Unexpectedly to members of his own party, predictably to the bookies, Jeremy Corbyn, an old fashioned left wing MP was elected leader of the UK Labour Party a few days ago, since when our national media have been stunned by a man who hasn’t been and doesn’t want to be, packaged for public consumption. They are terrified at the prospect of someone who might want to go home for supper at the end of the day rather than give a series of bland sound bites to satisfy the ridiculous appetite of news media for 24 hour information. You only need to look at the various news bulletins of the BBC throughout the day to realise that there is simply not enough information of the right kind to satisfy its feeding frenzy. Of course there are plenty real stories from all round the world that actually matter, but it doesn’t want them. The news media only favour politicians who bow to their power to determine which politicians the public will be allowed to like. It is often said the the Murdoch press is like this, but in fact the neutral BBC in all its dignity is just as guilty of this childish self-importance as the Sun. Or maybe it’s not so childish. Maybe if the public rejected this nonsense, some journalists would be out of a job.
In any case, the press has of course subjected Mr. Corbyn to as much scrutiny as it could devise, much of it utterly trivial. Will he wear a red poppy on Remembrance Day? ( He’s a pacifist) Will he sing the national anthem? (He’s a republican) I have to remind my non- British readers that our national song does not praise our nation but prays for our Queen, that she may be glorious and victorious, especially, in the verse we never sing, over the uppity Scots. In fact, at a ceremony remembering the Pilots of the Battle of Britain he simply kept a respectful silence during the anthem.
This has raised a ridiculous howl of condemnation even from members of his own party. How could he have respect for the dead if he didn’t have respect for the Monarch?
People really have to grow up. Basic lack of education may have something to do with these people not having heard of republicanism, nor ever asked whether they would not prefer to be citizens rather than, as they are, subjects of the Queen. It also seems likely that they will be ignorant of the history of the Royal Family before the second world war, showing all manner of admiration for Hitler and interest in fascism.

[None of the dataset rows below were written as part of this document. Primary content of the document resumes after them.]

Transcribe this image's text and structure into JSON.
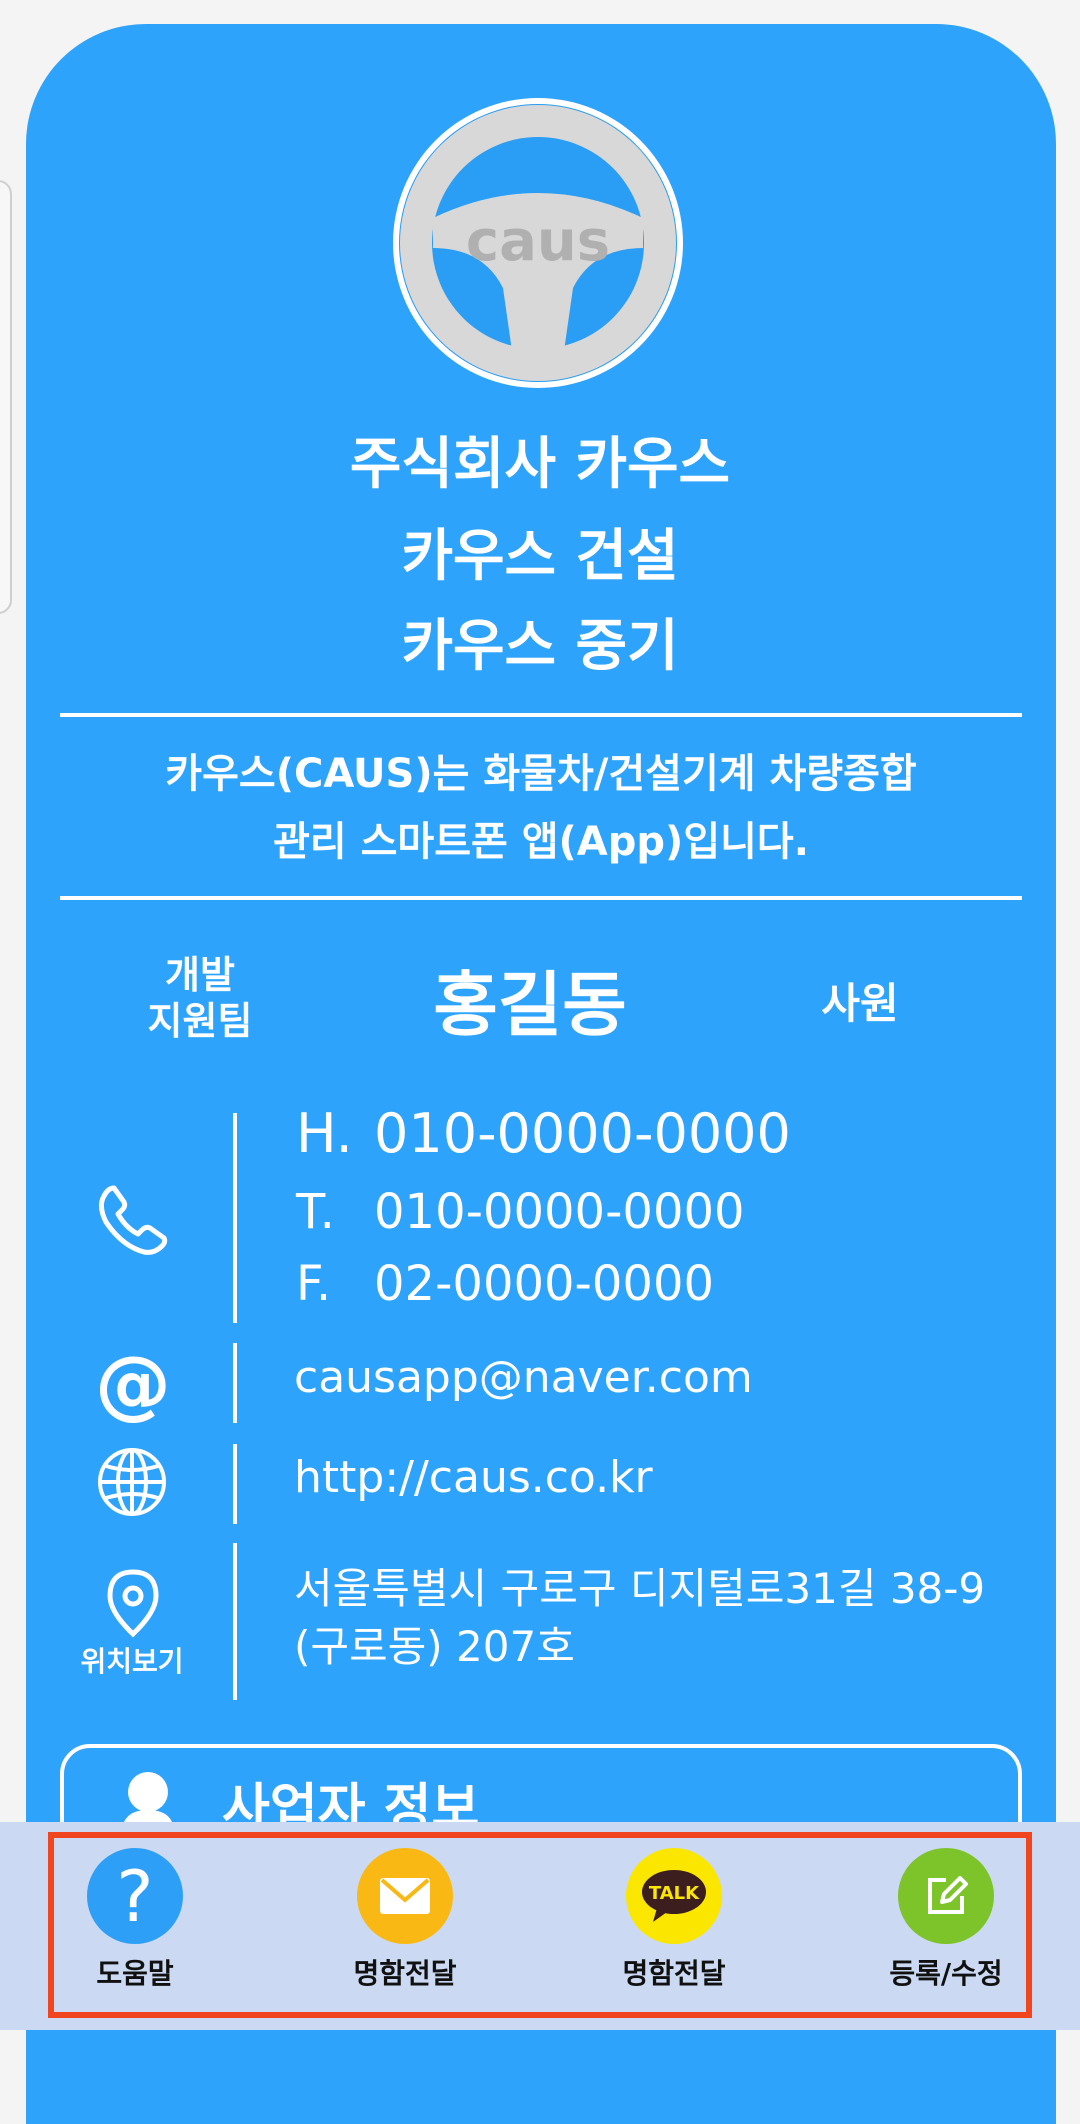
{
  "logo": {
    "text": "caus"
  },
  "company_lines": [
    "주식회사 카우스",
    "카우스 건설",
    "카우스 중기"
  ],
  "description": [
    "카우스(CAUS)는 화물차/건설기계 차량종합",
    "관리 스마트폰 앱(App)입니다."
  ],
  "person": {
    "department": [
      "개발",
      "지원팀"
    ],
    "name": "홍길동",
    "rank": "사원"
  },
  "contact": {
    "phones": [
      {
        "label": "H.",
        "number": "010-0000-0000"
      },
      {
        "label": "T.",
        "number": "010-0000-0000"
      },
      {
        "label": "F.",
        "number": "02-0000-0000"
      }
    ],
    "email": "causapp@naver.com",
    "website": "http://caus.co.kr",
    "location_label": "위치보기",
    "address": [
      "서울특별시 구로구 디지털로31길 38-9",
      "(구로동) 207호"
    ]
  },
  "business_info_title": "사업자 정보",
  "bottom_nav": [
    {
      "label": "도움말",
      "icon": "help-icon",
      "color": "#2e9ff7"
    },
    {
      "label": "명함전달",
      "icon": "mail-icon",
      "color": "#f9b814"
    },
    {
      "label": "명함전달",
      "icon": "kakao-talk-icon",
      "icon_text": "TALK",
      "color": "#fbe600"
    },
    {
      "label": "등록/수정",
      "icon": "edit-icon",
      "color": "#7cc42a"
    }
  ]
}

They headed a class of Britons whose blindness to the dangers of Nazism, meant that the nation was so unprepared for war, it had to sacrifice young pilots with a few day’s training to halt Hitler’s offensive.
The compliance of the established churches, namely the Church of England and my own Church of Scotland who perpetuate various forms of servile grovelling to the monarchy in the name of Christ, is in my view, regrettable. The story of Jesus shows little respect for monarchs. Right from his birth Jesus’ life is threatened by the muderous King Herod, according to Matthew. Given that there is no contemporary corroboration for the terrible massacre alleged by Matthew, we may be inclined to disregard his story, but true or false it expresses no respect for the royal family. Mark tells the reader that early in Jesus’ ministry the religious leaders were conspiring with Herod’s party ( a different Herod) to eliminate him. Mark also gives a lengthy comparison between King Herod, who almost literally consumes his people ( the head of John the Baptist in a dish) and King Jesus who feeds his people ( the feeding of the 5000). Luke notes that when Jesus was warned that Herod was trying to catch him he replied, calling Herod, “that old fox”. Faced with the question of recognising Caesar Jesus reminds people that whereas the Roman coinage may bear Caesar’s image, every human being bears the image of God. Finally John tells us that Jesus was courteous to Pilate but did not give way to him, claiming that the source of his authority was greater than Rome.
This brief survey suggests that in Jesus’ view, as recorded in the Gospels, monarchs and rulers were entitled to no more respect than others, and like others, were accountable to the one true king. But we should also note that even when dealing with Pilate who had shed the blood of his countrymen, he remained open and courteous.
I think Jesus would have been unimpressed by the medieval trappings of royalty in the UK but would have recognised Elizabeth as a modest, dutiful and very hard-working head of state. As such she would have had his respect. I do not think he would have respected our national anthem.
Although the Church of Scotland has not put itself in the abysmally servile relation to the crown accepted by the Church of England, I believe it should be disestablished, as I’m sure it would have to be in an independent Scotland. Church people should offer to monarchs the respect they offer to all women, men and children, but not more.
The latest news on this issue tells me that Mr. Corbyn has been bullied into agreeing to sing the anthem next time. If so, he will have lost a tiny bit of my respect for him.